These ten prints feature subjects that captivated Lyonel Feininger throughout his career: ships at sea or moored in harbor, architecture, people, and ghosts, all rendered in an off-kilter style. The distorted portrayals recall his artistic beginnings as a caricaturist. They also attest to a sophisticated experimentation with form. Feininger restructured space in a Cubist manner, combining multiple perspectives in the same composition and embracing the flattening and planar tendencies of the woodcut medium.
Feininger based these woodcuts, which count among his first experiments in the medium, on quick sketches he termed “nature notes.” He made many of these sketches in summer 1918 while vacationing in the Harz Mountains, far away from wartime Berlin.
In 1937, American-born Feininger left Germany, where he had lived for fifty years, in the face of growing persecution by the Nazis. The Buchholz Gallery in New York, run by Curt Valentin, was instrumental in helping him reestablish himself stateside. In 1941, the gallery published this portfolio of selected early woodcuts, all printed from the original woodblocks, which Feininger had saved. The prints still resonated deeply with the artist, who only rarely made new woodcuts after returning to America.

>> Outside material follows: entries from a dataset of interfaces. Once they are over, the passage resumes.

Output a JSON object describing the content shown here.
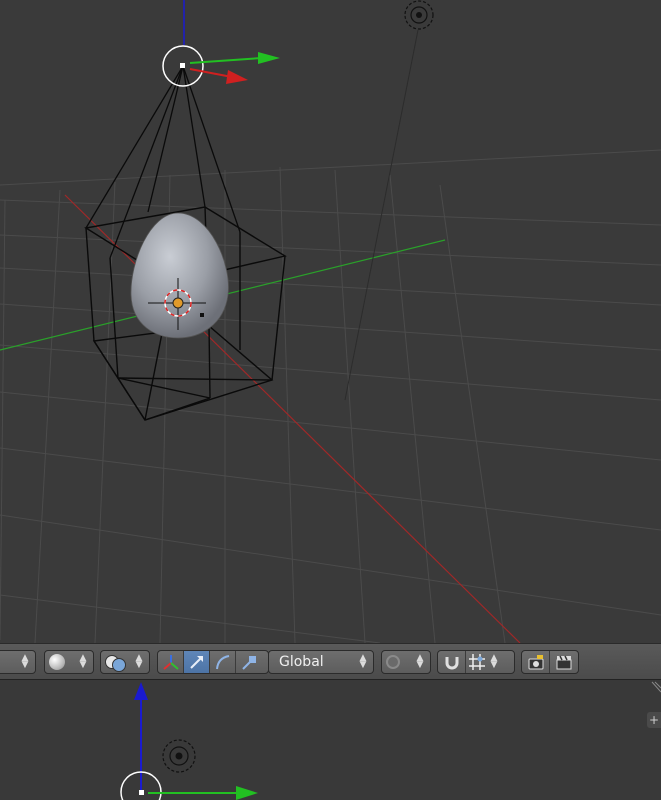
{
  "header": {
    "orientation_value": "Global",
    "buttons": {
      "viewport_shading": "viewport-shading",
      "render_overlay": "overlays",
      "manipulator_translate": "translate",
      "manipulator_rotate": "rotate",
      "manipulator_scale": "scale",
      "proportional_edit": "proportional-edit",
      "snap": "magnet",
      "snap_element": "snap-increment",
      "render_still": "render-image",
      "render_anim": "render-animation"
    }
  },
  "viewport_bottom": {
    "side_tab_label": "+"
  },
  "colors": {
    "x_axis": "#d02020",
    "y_axis": "#20c020",
    "z_axis": "#2020e0",
    "active_tool": "#5a80b2",
    "background": "#3a3a3a"
  }
}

Publication excerpt from Heather Hess, German Expressionist Digital Archive Project, German Expressionism: Works from the Collection. 2011.